The value of savings in the microfinance industry increased 38% in 2013 with the number of savers going up 24%, according to data released by the Pakistan Microfinance Network (PMN) on Wednesday.
On a quarter-on-quarter basis, the number of active savers increased 16.1% to 5.9 million in October-December while the value of savings went up 18.7% to Rs34.7 billion in the same quarter.
The increase comes on the back of microfinance banks (MFBs), which have been successful in mobilising deposits over the year as part of their deposit-led strategy to fund their portfolio, according to the PMN.
Credit outreach increased by one-fifth over the last year to reach 2.83 million active borrowers while gross loan portfolio rose about 36% to Rs52 billion from Rs38.2 billion in December 2012.
Speaking to The Express Tribune in a recent interview, Tameer Microfinance Bank CEO and President Nadeem Hussain said the microfinance industry should have the outreach of at least 10 million customers in order to be relevant in the fight against poverty. As of December 2013, the number of active microfinance borrowers in Pakistan was 2.8 million.
According to Hussain, comparing microfinance in Pakistan with that in India or Bangladesh is not fair because the phenomenon has been around for many decades in these countries unlike Pakistan where it began only a decade ago. “Although our growth rates have been impressively high, we need to have at least 10 million customers to make an impact on poverty,” he said.
Out of the 82% of Pakistan’s population that is currently unbanked, the size of the potential microfinance market is estimated to be around 30 million. These 30 million people are not only bankable, but also make less than Rs25,000 a month – a regulatory condition. “It means the constraint is on the supply side, as the demand for microfinance is ample,” he said.
The microfinance industry is divided in two major segments: microfinance banks and microfinance institutions. Microfinance institutions cannot take deposits and are, hence, reliant on funding from the Pakistan Poverty Alleviation Fund.
As for microfinance banks, Hussain says a majority of their deposits are with Tameer Microfinance Bank, First Microfinance Bank and Khushhali Bank. Indeed, data shows the three banks held a collective share of 73.6% in terms of the value of savings at the end of the last quarter of 2013.
So how can the credit outreach of the microfinance industry be expanded if the main source of funds, i.e. deposits, is restricted to a few big microfinance banks? In other words, given that the average loan size in 2013 was Rs26,838, where will the additional Rs180 billion come from if the number of active borrowers actually increases to 10 million?
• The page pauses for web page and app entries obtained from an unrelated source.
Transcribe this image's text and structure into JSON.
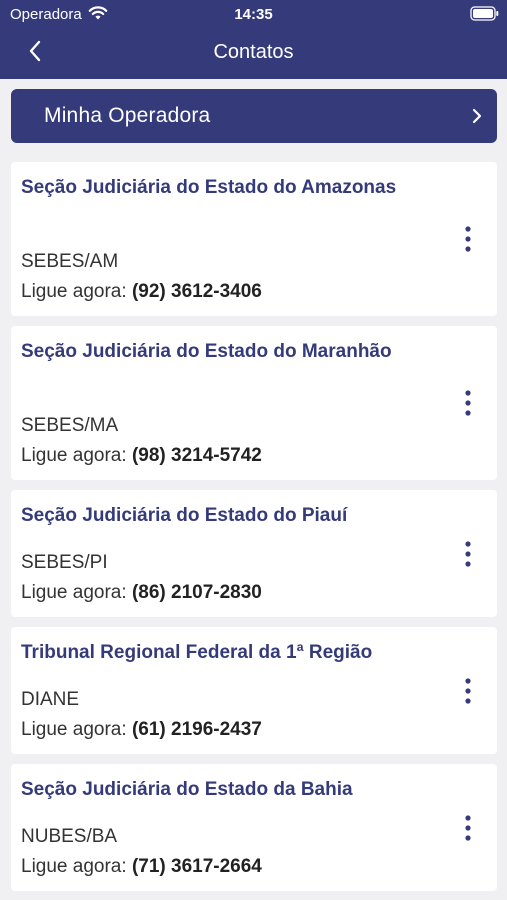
{
  "status_bar": {
    "carrier": "Operadora",
    "time": "14:35",
    "wifi_icon": "wifi-icon",
    "battery_icon": "battery-icon"
  },
  "header": {
    "title": "Contatos",
    "back_icon": "chevron-left-icon"
  },
  "operadora": {
    "label": "Minha Operadora",
    "chevron_icon": "chevron-right-icon"
  },
  "colors": {
    "brand": "#353b7a",
    "background": "#f0f0f2",
    "card": "#ffffff"
  },
  "contacts": [
    {
      "name": "Seção Judiciária do Estado do Amazonas",
      "code": "SEBES/AM",
      "call_label": "Ligue agora:",
      "phone": "(92) 3612-3406"
    },
    {
      "name": "Seção Judiciária do Estado do Maranhão",
      "code": "SEBES/MA",
      "call_label": "Ligue agora:",
      "phone": "(98) 3214-5742"
    },
    {
      "name": "Seção Judiciária do Estado do Piauí",
      "code": "SEBES/PI",
      "call_label": "Ligue agora:",
      "phone": "(86) 2107-2830"
    },
    {
      "name": "Tribunal Regional Federal da 1ª Região",
      "code": "DIANE",
      "call_label": "Ligue agora:",
      "phone": "(61) 2196-2437"
    },
    {
      "name": "Seção Judiciária do Estado da Bahia",
      "code": "NUBES/BA",
      "call_label": "Ligue agora:",
      "phone": "(71) 3617-2664"
    }
  ]
}
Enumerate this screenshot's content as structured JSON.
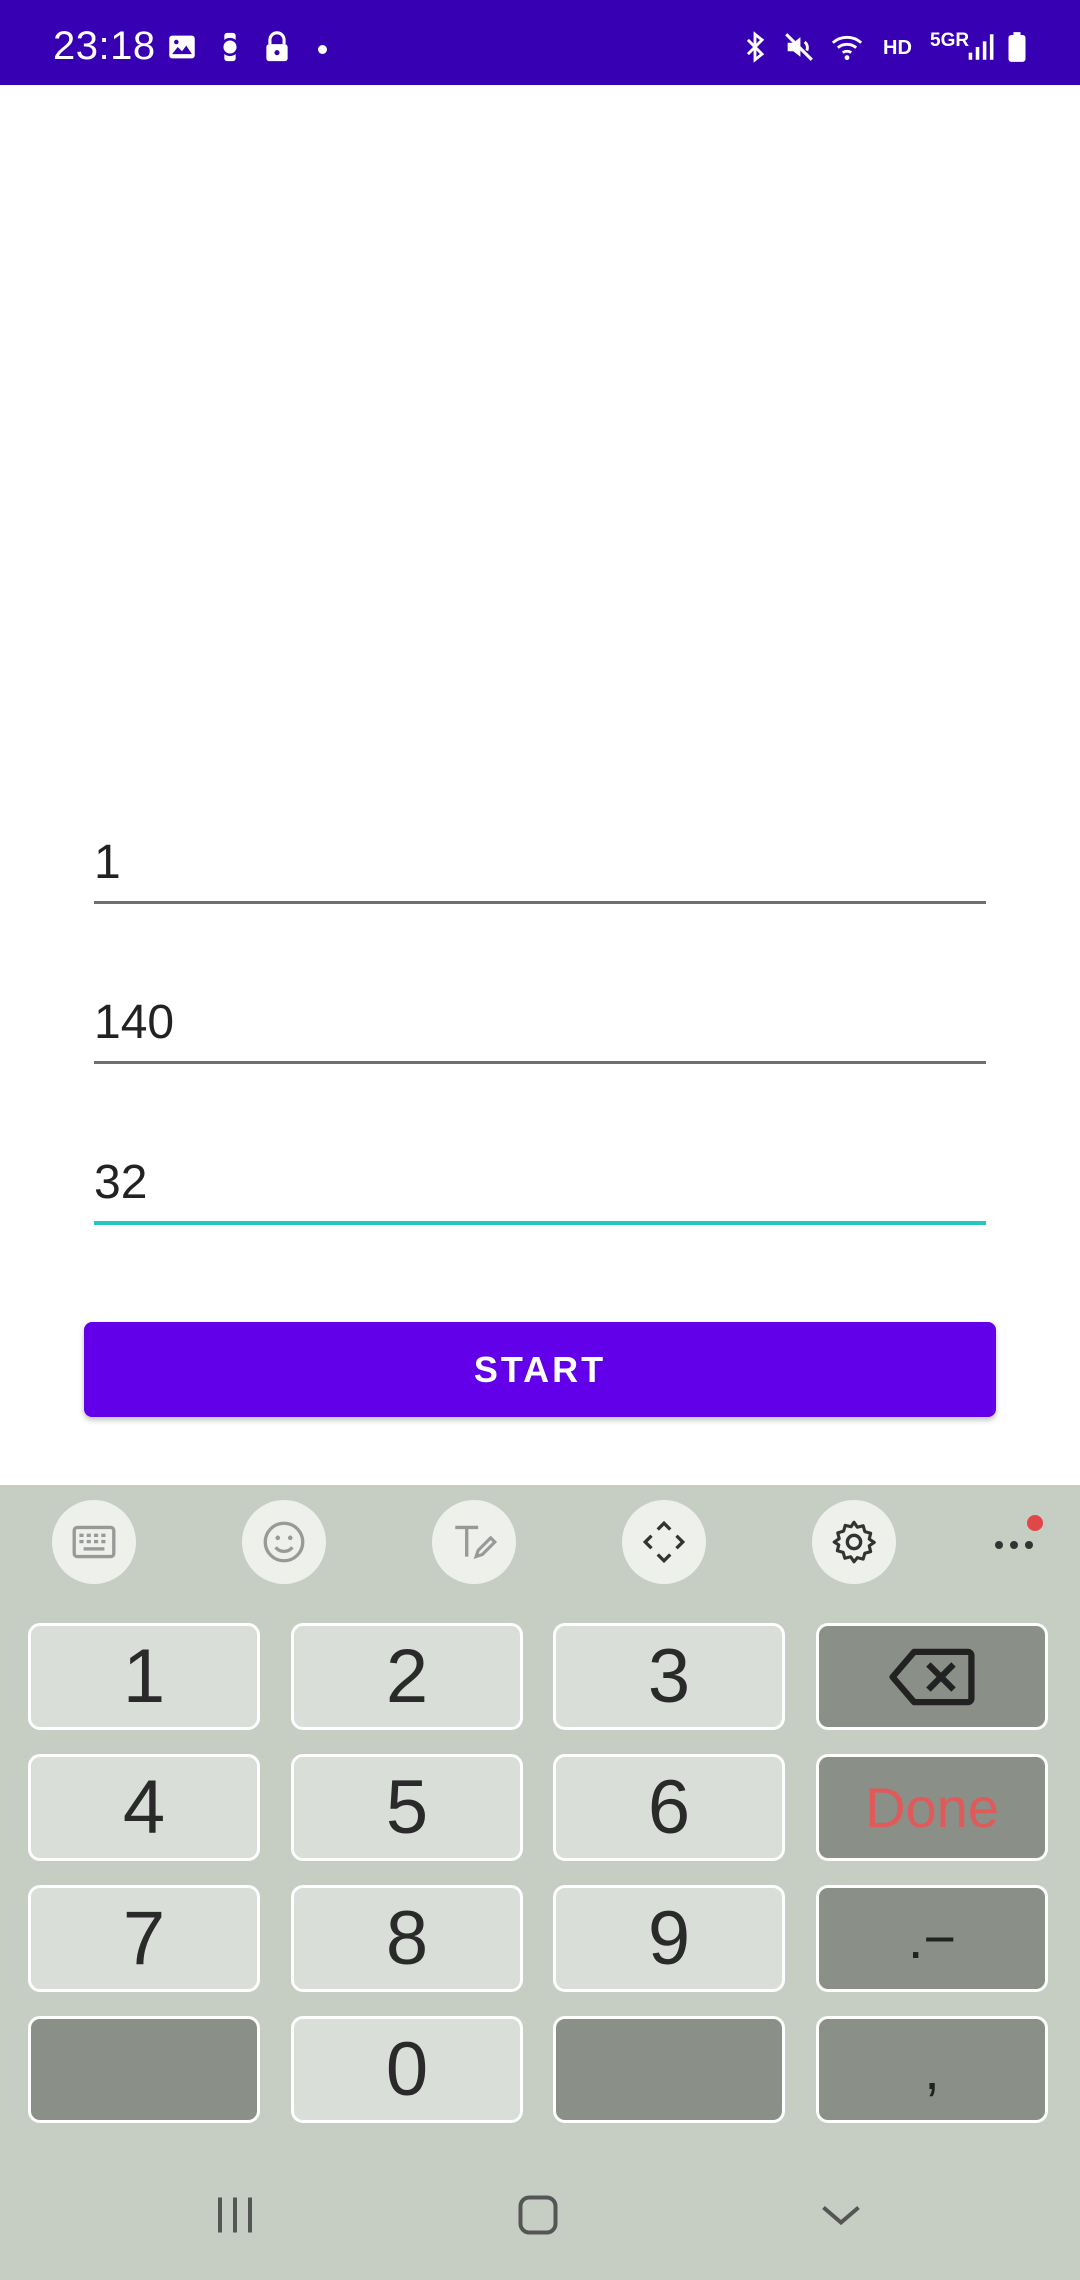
{
  "status_bar": {
    "time": "23:18",
    "left_icons": [
      "image-icon",
      "watch-icon",
      "lock-icon",
      "dot-icon"
    ],
    "right_icons": [
      "bluetooth-icon",
      "mute-icon",
      "wifi-icon",
      "hd-label",
      "5g-signal-icon",
      "battery-icon"
    ],
    "hd_label": "HD",
    "network_label": "5GR"
  },
  "form": {
    "fields": [
      {
        "value": "1"
      },
      {
        "value": "140"
      },
      {
        "value": "32",
        "focused": true
      }
    ],
    "start_label": "START"
  },
  "keyboard": {
    "toolbar": [
      "keyboard-icon",
      "emoji-icon",
      "handwriting-icon",
      "move-keyboard-icon",
      "settings-icon",
      "more-icon"
    ],
    "keys": {
      "k1": "1",
      "k2": "2",
      "k3": "3",
      "k4": "4",
      "k5": "5",
      "k6": "6",
      "k7": "7",
      "k8": "8",
      "k9": "9",
      "k0": "0",
      "done": "Done",
      "dot_minus": ".−",
      "comma": ","
    }
  },
  "nav_bar": [
    "recent-apps-icon",
    "home-icon",
    "back-icon"
  ],
  "colors": {
    "status_bar": "#3700b3",
    "button": "#6200ea",
    "focus_line": "#26c6c0",
    "keyboard_bg": "#c6cdc3"
  }
}
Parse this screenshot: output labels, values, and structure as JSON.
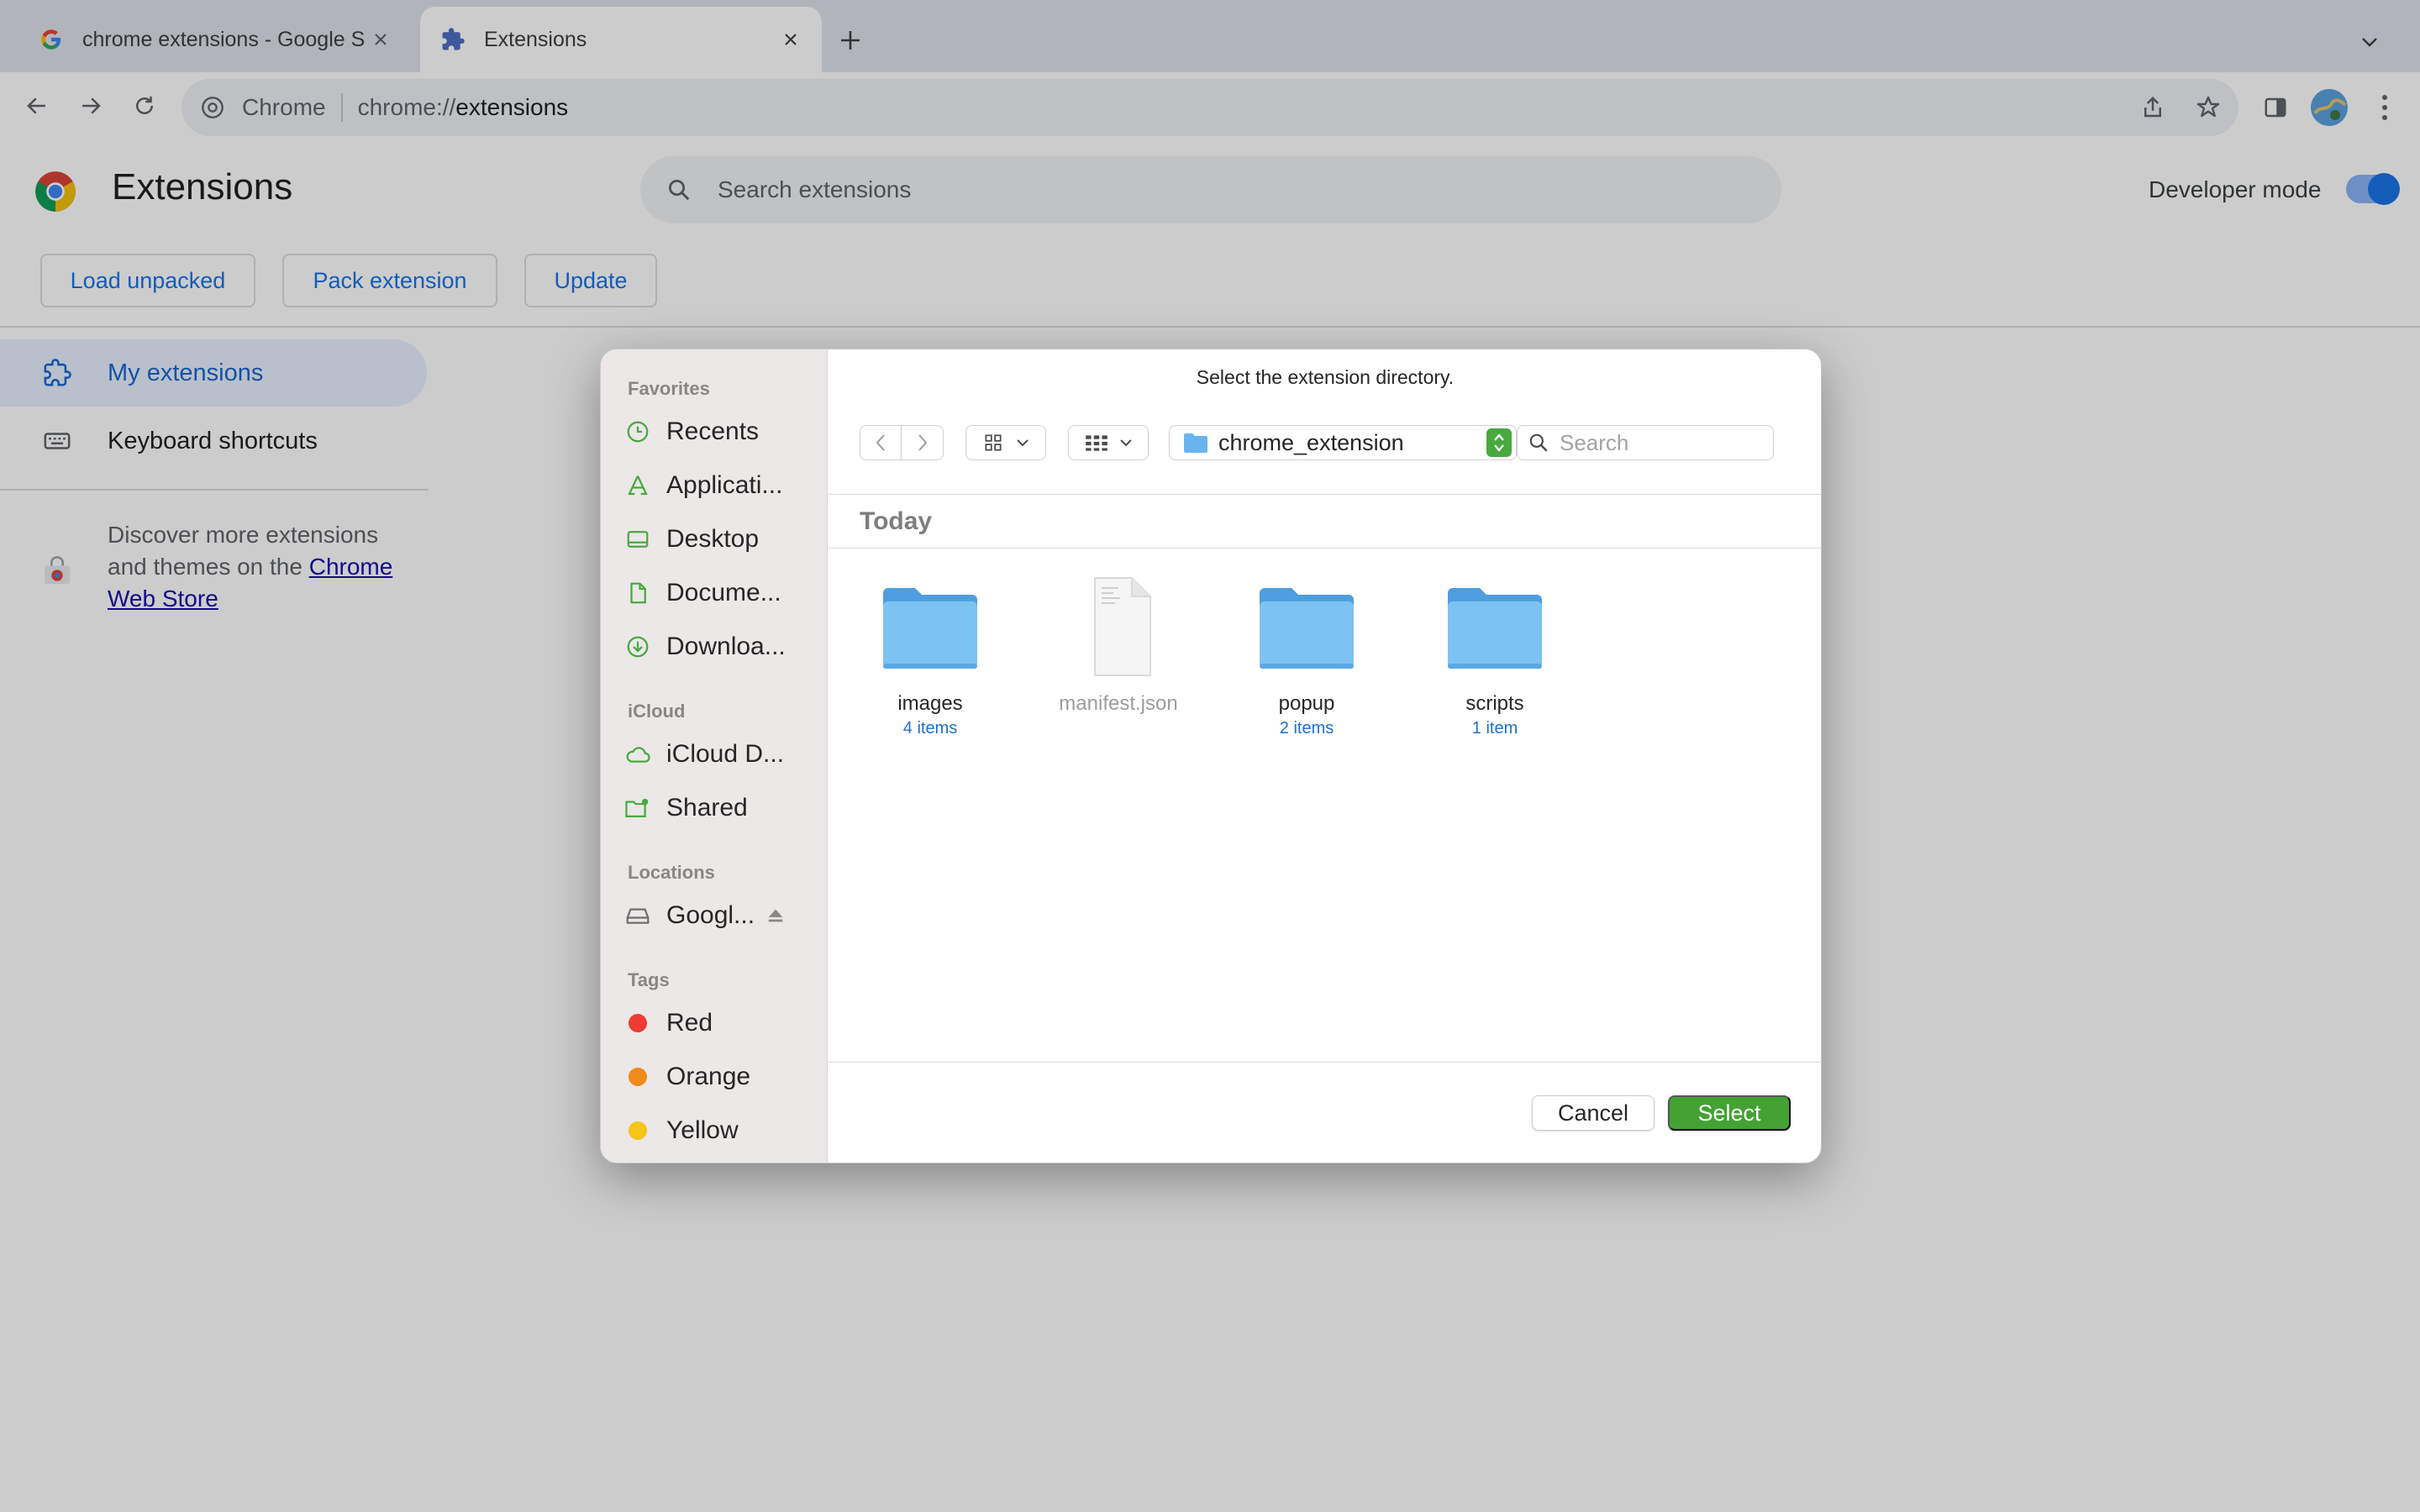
{
  "browser": {
    "tabs": [
      {
        "title": "chrome extensions - Google S",
        "active": false
      },
      {
        "title": "Extensions",
        "active": true
      }
    ],
    "omnibox": {
      "origin_label": "Chrome",
      "url_scheme": "chrome://",
      "url_host": "extensions"
    }
  },
  "extensions_page": {
    "title": "Extensions",
    "search_placeholder": "Search extensions",
    "developer_mode_label": "Developer mode",
    "developer_mode_on": true,
    "actions": {
      "load_unpacked": "Load unpacked",
      "pack_extension": "Pack extension",
      "update": "Update"
    },
    "nav": {
      "my_extensions": "My extensions",
      "keyboard_shortcuts": "Keyboard shortcuts"
    },
    "discover": {
      "text": "Discover more extensions and themes on the ",
      "link": "Chrome Web Store"
    }
  },
  "dialog": {
    "title": "Select the extension directory.",
    "sidebar": {
      "favorites_heading": "Favorites",
      "favorites": [
        "Recents",
        "Applicati...",
        "Desktop",
        "Docume...",
        "Downloa..."
      ],
      "icloud_heading": "iCloud",
      "icloud": [
        "iCloud D...",
        "Shared"
      ],
      "locations_heading": "Locations",
      "locations": [
        "Googl..."
      ],
      "tags_heading": "Tags",
      "tags": [
        {
          "name": "Red",
          "color": "#ee3b33"
        },
        {
          "name": "Orange",
          "color": "#f08a19"
        },
        {
          "name": "Yellow",
          "color": "#f5c518"
        }
      ]
    },
    "path": "chrome_extension",
    "search_placeholder": "Search",
    "section": "Today",
    "files": [
      {
        "name": "images",
        "meta": "4 items",
        "kind": "folder"
      },
      {
        "name": "manifest.json",
        "meta": "",
        "kind": "file"
      },
      {
        "name": "popup",
        "meta": "2 items",
        "kind": "folder"
      },
      {
        "name": "scripts",
        "meta": "1 item",
        "kind": "folder"
      }
    ],
    "cancel_label": "Cancel",
    "select_label": "Select"
  },
  "colors": {
    "accent": "#1a73e8",
    "select_green": "#44a235",
    "folder_blue": "#7cc3f3"
  }
}
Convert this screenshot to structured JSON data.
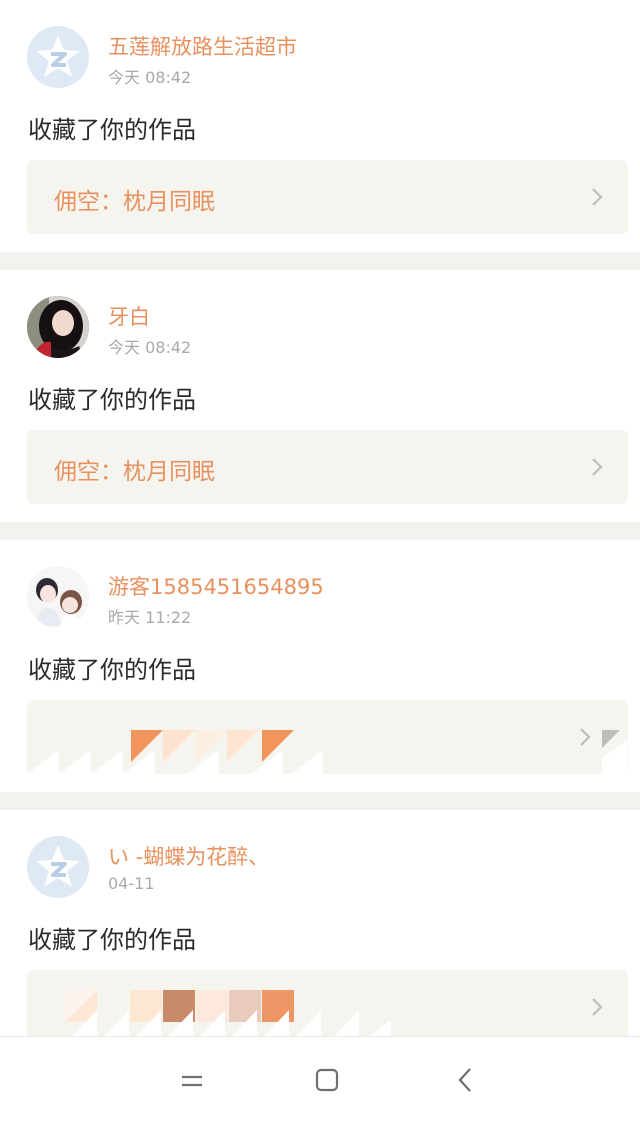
{
  "feed": [
    {
      "user_name": "五莲解放路生活超市",
      "time": "今天 08:42",
      "avatar": "default-z-icon",
      "action": "收藏了你的作品",
      "work_title": "佣空：枕月同眠"
    },
    {
      "user_name": "牙白",
      "time": "今天 08:42",
      "avatar": "user-photo",
      "action": "收藏了你的作品",
      "work_title": "佣空：枕月同眠"
    },
    {
      "user_name": "游客1585451654895",
      "time": "昨天 11:22",
      "avatar": "anime-couple-photo",
      "action": "收藏了你的作品",
      "work_title": ""
    },
    {
      "user_name": "い -蝴蝶为花醉、",
      "time": "04-11",
      "avatar": "default-z-icon",
      "action": "收藏了你的作品",
      "work_title": ""
    }
  ],
  "colors": {
    "accent": "#e8915e",
    "card_bg": "#f5f4ee",
    "separator": "#f3f2ee",
    "time_text": "#a9a9a9",
    "body_text": "#2b2b2b"
  },
  "navbar": {
    "menu_icon": "menu-icon",
    "home_icon": "home-icon",
    "back_icon": "back-icon"
  }
}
Hussain said microfinance institutions should work with microfinance banks instead of going to commercial banks in order to provide them with the debt capacity required to meet the demand for microloans.
According to the latest data, Tameer Microfinance Bank led in terms of new active depositors during Oct-Dec, up 78.9% from the preceding quarter. However, the largest increase in the value of deposits was by Khushhali Bank, which added Rs1.5 billion in the same quarter.
Moreover, the percentage share of active savers in the urban regions increased from 27% to 35% in the last quarter mainly on account of Tameer Microfinance Bank, which attracted 100% of its deposits from urban areas, according to the PMN.
In terms of microcredit, the performance microfinance industry remained lacklustre in the last quarter of 2013, as the number of active borrowers rose only 1%. Gross loan portfolio grew 2.5% in the same quarter despite the increase of 50.4% in disbursements, which totalled Rs23.9 billion during the Oct-Dec quarter.
Published in The Express Tribune, February 27th, 2014.